Before PV Sindhu had managed to get the better of Nitchaon Jindapol and much before Nozomi Okuhara had taken the court for her second round encounter against Fitriani Fitriani, the commentators at the All England Open were salivating at the possibility of a rematch between the two World Championship finalists.
One of the commentators even went to the extent of calling that summit clash in Glasgow, about 500 km from Arena Birmingham, as the match of the century. And even though the two have faced-off twice after the World Championship final, the anticipation of another epic being around the corner is tantalising.
The All England quarterfinal may not be as big a stage as the World Championship final for either of the players. But Sindhu is desperate to re-write the record book that shows that the 22-year-old hasn’t progress beyond the last eight in the prestigious tournament so far while Okuhara is looking to find the title winning touch again after being troubled by a knee-injury.
But more than the occasion and the level of the tournament, it is just the way both the players go about their business on court – they rarely give up when things aren’t going their way – that makes their match worth watching.
In the nine matches Sindhu and Okuhara have played against each other, only two have finished in straight games... with not a single one lasting less that three quarters of an hour.

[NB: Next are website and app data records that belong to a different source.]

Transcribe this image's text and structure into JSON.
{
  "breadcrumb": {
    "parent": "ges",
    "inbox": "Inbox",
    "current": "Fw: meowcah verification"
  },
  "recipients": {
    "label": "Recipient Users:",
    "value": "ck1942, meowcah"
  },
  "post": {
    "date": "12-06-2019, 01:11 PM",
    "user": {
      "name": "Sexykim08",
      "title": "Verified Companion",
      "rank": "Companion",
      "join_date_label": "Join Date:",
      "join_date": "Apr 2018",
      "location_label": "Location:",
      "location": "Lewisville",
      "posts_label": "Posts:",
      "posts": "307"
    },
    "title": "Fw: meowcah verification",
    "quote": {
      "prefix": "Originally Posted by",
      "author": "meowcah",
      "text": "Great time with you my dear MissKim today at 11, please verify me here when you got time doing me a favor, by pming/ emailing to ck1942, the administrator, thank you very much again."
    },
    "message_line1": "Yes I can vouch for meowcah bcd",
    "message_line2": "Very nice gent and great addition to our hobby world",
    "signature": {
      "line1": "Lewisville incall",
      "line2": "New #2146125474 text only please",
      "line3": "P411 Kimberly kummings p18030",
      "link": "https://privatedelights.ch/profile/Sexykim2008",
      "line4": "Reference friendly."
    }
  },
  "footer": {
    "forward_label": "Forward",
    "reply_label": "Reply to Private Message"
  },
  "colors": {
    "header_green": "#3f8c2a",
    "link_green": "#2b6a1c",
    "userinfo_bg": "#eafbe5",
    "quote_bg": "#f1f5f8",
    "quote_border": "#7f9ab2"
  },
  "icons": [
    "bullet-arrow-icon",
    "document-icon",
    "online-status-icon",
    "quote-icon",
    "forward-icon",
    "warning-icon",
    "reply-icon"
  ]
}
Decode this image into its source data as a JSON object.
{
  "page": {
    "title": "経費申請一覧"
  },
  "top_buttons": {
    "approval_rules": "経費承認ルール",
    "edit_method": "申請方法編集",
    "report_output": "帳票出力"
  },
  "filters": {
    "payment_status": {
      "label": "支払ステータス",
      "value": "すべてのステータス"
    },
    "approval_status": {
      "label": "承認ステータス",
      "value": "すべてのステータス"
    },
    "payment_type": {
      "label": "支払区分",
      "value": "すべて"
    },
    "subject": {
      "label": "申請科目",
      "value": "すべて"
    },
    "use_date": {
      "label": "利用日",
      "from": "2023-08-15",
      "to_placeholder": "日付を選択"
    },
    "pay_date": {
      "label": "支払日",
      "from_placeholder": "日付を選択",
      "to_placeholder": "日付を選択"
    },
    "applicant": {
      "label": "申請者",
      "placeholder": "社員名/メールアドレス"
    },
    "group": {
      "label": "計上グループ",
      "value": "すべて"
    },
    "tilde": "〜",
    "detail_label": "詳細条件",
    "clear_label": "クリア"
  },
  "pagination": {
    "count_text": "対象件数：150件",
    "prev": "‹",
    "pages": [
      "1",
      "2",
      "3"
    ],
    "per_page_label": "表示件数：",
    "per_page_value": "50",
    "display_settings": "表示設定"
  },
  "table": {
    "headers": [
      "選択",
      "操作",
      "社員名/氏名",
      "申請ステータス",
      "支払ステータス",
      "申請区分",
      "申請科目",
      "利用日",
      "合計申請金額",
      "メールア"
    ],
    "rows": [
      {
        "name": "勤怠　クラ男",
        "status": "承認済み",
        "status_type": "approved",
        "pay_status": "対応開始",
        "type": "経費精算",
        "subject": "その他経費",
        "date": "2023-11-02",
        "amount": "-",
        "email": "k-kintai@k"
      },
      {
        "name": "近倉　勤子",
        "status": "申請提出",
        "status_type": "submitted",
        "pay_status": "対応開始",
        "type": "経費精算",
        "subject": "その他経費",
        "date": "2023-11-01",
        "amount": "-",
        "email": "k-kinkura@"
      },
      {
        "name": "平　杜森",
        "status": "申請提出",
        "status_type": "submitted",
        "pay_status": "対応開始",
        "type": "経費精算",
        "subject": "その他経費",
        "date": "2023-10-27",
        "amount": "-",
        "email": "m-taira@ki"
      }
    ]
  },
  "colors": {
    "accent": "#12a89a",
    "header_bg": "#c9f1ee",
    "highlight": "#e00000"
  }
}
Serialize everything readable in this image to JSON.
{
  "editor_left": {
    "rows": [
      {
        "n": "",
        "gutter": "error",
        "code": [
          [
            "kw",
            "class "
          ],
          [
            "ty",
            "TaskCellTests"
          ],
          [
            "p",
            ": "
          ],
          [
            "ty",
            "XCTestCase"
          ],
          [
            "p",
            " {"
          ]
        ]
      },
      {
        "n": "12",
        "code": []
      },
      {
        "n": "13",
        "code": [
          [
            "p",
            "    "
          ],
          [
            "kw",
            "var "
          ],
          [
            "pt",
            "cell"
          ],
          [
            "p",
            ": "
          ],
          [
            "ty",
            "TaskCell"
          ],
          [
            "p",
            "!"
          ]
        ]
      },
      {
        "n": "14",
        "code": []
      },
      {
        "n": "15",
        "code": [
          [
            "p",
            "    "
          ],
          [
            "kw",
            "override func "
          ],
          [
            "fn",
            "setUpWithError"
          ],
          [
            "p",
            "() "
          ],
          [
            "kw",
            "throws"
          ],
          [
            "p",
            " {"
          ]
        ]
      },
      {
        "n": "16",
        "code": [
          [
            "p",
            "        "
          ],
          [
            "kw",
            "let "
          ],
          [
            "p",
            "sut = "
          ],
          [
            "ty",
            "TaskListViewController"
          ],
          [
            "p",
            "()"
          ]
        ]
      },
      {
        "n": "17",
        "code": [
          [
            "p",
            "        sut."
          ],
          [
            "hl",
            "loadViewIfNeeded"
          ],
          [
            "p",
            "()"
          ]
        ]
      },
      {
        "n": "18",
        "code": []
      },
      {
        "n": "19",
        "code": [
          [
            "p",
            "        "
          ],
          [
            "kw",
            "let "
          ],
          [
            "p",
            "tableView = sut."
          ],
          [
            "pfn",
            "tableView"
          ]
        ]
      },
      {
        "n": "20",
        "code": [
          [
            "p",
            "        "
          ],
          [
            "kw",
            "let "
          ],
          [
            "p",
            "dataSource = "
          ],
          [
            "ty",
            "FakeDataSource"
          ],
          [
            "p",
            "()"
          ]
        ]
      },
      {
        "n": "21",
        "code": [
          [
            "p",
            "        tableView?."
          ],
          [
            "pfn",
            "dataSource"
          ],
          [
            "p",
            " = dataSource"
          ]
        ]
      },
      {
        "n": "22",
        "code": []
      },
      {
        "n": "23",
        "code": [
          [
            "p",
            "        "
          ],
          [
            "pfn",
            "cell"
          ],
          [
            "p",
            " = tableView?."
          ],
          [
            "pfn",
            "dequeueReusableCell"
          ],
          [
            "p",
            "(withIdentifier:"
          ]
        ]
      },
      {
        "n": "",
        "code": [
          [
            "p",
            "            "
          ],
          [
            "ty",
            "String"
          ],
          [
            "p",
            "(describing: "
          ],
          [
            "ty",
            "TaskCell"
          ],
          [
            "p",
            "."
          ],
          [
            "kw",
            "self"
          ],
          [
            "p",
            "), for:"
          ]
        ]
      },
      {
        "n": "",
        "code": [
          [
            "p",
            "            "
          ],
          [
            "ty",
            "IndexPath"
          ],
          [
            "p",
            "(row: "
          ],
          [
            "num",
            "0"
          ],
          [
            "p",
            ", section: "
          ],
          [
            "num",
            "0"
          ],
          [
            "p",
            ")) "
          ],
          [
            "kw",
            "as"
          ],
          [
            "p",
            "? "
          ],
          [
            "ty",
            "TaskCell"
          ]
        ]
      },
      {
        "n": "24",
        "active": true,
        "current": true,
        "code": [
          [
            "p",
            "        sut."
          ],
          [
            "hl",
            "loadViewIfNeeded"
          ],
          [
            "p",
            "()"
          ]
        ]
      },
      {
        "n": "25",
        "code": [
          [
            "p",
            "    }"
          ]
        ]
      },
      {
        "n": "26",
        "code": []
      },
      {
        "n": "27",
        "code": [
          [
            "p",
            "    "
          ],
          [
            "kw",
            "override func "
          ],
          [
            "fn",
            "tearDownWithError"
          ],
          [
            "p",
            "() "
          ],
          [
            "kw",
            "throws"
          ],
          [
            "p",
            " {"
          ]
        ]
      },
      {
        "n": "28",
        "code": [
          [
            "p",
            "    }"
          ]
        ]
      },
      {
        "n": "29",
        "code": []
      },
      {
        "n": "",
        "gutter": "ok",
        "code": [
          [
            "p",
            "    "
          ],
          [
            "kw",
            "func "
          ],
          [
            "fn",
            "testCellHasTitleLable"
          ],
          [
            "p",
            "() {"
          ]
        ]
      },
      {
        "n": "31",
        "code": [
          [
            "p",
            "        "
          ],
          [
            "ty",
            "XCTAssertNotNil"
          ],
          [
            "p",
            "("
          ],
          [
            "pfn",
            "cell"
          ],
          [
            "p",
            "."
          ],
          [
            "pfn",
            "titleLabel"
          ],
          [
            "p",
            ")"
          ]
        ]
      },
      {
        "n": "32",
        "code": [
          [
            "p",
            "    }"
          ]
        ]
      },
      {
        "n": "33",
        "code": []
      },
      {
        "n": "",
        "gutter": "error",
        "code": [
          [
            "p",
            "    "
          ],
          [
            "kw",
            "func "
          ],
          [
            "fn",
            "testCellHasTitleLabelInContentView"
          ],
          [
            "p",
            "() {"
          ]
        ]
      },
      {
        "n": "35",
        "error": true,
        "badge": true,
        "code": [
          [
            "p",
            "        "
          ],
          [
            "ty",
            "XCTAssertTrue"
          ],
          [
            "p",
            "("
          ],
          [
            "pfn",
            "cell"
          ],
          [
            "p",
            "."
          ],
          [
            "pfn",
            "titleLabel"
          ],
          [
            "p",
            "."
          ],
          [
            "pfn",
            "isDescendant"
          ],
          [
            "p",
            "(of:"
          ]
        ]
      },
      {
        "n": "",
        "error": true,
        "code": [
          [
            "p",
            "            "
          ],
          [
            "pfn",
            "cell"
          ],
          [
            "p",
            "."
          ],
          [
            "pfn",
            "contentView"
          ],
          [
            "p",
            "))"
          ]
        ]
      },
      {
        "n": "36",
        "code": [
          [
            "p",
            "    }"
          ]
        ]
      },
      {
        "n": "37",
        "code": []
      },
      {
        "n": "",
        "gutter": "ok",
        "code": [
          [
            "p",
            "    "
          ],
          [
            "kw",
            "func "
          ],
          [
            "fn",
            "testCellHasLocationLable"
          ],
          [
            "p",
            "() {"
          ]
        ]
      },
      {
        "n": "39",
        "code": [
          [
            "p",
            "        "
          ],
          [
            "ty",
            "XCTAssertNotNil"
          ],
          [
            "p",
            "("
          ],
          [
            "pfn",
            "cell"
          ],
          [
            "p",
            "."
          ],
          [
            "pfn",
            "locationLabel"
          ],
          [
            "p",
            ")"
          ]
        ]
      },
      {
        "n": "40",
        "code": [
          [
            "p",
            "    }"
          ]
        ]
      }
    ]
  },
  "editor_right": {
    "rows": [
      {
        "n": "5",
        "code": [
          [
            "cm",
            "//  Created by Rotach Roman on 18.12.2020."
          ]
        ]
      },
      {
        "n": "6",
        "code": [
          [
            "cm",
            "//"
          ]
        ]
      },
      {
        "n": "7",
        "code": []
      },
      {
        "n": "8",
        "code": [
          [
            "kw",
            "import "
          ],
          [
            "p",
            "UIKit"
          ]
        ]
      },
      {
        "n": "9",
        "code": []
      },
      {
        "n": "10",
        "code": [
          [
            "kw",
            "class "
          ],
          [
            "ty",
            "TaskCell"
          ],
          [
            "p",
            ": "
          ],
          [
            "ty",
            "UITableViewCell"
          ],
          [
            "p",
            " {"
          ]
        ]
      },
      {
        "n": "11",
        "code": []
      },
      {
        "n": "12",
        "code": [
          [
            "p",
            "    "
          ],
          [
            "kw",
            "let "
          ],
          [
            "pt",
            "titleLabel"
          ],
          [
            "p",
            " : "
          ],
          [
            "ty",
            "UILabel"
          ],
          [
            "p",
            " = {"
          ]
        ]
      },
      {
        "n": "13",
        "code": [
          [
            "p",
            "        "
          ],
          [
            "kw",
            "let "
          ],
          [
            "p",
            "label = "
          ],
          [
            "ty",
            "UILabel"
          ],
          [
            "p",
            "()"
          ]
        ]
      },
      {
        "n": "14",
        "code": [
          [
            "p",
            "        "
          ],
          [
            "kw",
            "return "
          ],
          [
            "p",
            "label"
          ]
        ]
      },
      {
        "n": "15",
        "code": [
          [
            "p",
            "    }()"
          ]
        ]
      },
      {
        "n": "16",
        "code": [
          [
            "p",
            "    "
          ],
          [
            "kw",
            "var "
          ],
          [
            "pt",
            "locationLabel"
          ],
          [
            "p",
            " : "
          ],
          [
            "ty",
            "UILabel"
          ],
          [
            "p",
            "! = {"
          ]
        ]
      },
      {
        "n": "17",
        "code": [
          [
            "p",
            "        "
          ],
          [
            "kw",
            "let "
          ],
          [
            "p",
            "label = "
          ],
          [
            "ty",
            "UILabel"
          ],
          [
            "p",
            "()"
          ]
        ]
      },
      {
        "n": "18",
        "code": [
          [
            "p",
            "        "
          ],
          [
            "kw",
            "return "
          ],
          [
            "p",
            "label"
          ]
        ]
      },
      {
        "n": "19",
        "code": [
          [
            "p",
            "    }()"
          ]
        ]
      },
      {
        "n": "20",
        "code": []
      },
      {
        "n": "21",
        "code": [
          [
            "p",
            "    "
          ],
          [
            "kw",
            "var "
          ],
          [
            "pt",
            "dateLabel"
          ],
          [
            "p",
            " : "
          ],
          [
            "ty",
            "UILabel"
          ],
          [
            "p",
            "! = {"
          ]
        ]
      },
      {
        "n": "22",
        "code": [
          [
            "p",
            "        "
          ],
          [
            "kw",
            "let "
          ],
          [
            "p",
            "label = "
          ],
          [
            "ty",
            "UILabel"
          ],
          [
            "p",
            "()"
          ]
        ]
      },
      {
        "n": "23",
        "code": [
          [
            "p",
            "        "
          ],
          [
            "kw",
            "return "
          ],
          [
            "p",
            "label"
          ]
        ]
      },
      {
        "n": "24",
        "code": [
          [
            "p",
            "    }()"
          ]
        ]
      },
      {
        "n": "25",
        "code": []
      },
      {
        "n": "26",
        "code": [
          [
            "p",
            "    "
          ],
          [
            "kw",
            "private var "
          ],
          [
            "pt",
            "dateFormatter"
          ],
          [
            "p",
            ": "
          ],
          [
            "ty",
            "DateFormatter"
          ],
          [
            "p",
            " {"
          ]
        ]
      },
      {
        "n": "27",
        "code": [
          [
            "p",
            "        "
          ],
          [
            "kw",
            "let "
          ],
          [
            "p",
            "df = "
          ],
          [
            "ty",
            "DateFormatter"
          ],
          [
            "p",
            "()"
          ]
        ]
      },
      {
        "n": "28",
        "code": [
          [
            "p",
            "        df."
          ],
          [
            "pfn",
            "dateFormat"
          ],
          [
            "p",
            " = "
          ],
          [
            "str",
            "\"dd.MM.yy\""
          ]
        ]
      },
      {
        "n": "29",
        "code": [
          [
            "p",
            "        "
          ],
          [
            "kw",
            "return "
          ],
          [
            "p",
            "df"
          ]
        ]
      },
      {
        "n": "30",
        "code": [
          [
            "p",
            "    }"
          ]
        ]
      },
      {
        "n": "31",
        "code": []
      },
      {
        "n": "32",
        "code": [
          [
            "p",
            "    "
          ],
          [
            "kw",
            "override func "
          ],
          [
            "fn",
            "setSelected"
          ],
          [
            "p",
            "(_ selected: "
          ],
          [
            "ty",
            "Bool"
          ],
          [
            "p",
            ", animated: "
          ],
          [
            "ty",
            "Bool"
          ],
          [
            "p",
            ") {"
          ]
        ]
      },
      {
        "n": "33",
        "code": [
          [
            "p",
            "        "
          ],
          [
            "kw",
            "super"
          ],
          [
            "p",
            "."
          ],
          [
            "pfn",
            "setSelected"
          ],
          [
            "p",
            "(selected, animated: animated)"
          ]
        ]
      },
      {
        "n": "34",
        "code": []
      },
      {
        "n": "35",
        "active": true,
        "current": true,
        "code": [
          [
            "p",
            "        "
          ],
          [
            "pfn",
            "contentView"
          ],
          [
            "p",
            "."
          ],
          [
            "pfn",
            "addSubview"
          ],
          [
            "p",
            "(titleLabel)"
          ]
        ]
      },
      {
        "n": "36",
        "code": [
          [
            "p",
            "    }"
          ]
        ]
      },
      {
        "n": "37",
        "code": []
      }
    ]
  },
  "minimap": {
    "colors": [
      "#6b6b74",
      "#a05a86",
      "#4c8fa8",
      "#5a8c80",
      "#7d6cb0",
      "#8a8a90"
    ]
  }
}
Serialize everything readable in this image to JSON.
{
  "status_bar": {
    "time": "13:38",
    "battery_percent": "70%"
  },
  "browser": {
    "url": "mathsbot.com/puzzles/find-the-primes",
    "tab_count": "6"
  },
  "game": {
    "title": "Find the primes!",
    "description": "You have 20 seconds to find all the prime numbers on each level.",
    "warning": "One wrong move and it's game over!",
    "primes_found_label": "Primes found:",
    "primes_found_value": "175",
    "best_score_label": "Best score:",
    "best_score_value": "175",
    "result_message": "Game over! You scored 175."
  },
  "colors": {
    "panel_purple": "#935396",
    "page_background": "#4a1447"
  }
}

A lot of this comes down to the long rallies they indulge in. Okuhara, the world champion, is extremely quick on her feet while the Indian relies on her tall frame to reach every shuttle thrown her way.
Also interesting to note is that the tactics employed by Okuhara in her win over Sindhu at Glasgow have become a template of sorts for other players to follow against the Indian world number three.
And Jindapol almost pulled off an upset in the second round on Thursday doing exactly that. But unlike Jindapol, who made a lot of unforced errors while going for winners, Okuhara has enough patience to wait for her opportunities and more importantly the consistency of her strokes only increases as the match gets longer.
This means that Sindhu would not only have to fight harder and keep her focus longer than what she did against Jindapol but also try and ensure that she takes there is an opportunity to hit the winners.
And for that it would be important to see how the Indian recovers from the two long matches she has played in the tournament so far. While the long matches helps the player get more accustomed to the court conditions, there is no denying the fact that physical exhaustion can seep in and raise its head between a big match.
Since Glasgow, Sindhu has worked a lot on her hand speed and strokes to counter the exhaustion that taller players have to deal with due to the extra stress on their upper body while lunging and bending.
Those changes worked for her in the Korea Open final a few weeks about a month after the World Championship loss. But in their only other face-off before the All England quarters, Okuhara was much quicker than the Indian and reaped the benefits by ending the match in two games.
On Friday, it would be important for Sindhu to start strongly and set the tempo against a player who has been laid low due to fluid build up in her knee since the Japan Open in September last year and missed many tournaments including the BWF Superseries Finals. Though she has returned to the circuit now, she hasn’t really set the stage on fire.
When Sindhu was asked about making her fans nervous with the close matches she has been playing, the 22-year-old joked that she such matches are exciting and she was “providing some excitement to the fans.”
The coaches would be hoping that she manages to come up with a clinical performance and saves them the anxiety of yet another close encounter. But badminton fans won’t mind another classic between her and Okuhara at the Arena Birmingham that they can discuss till the next time they face off again.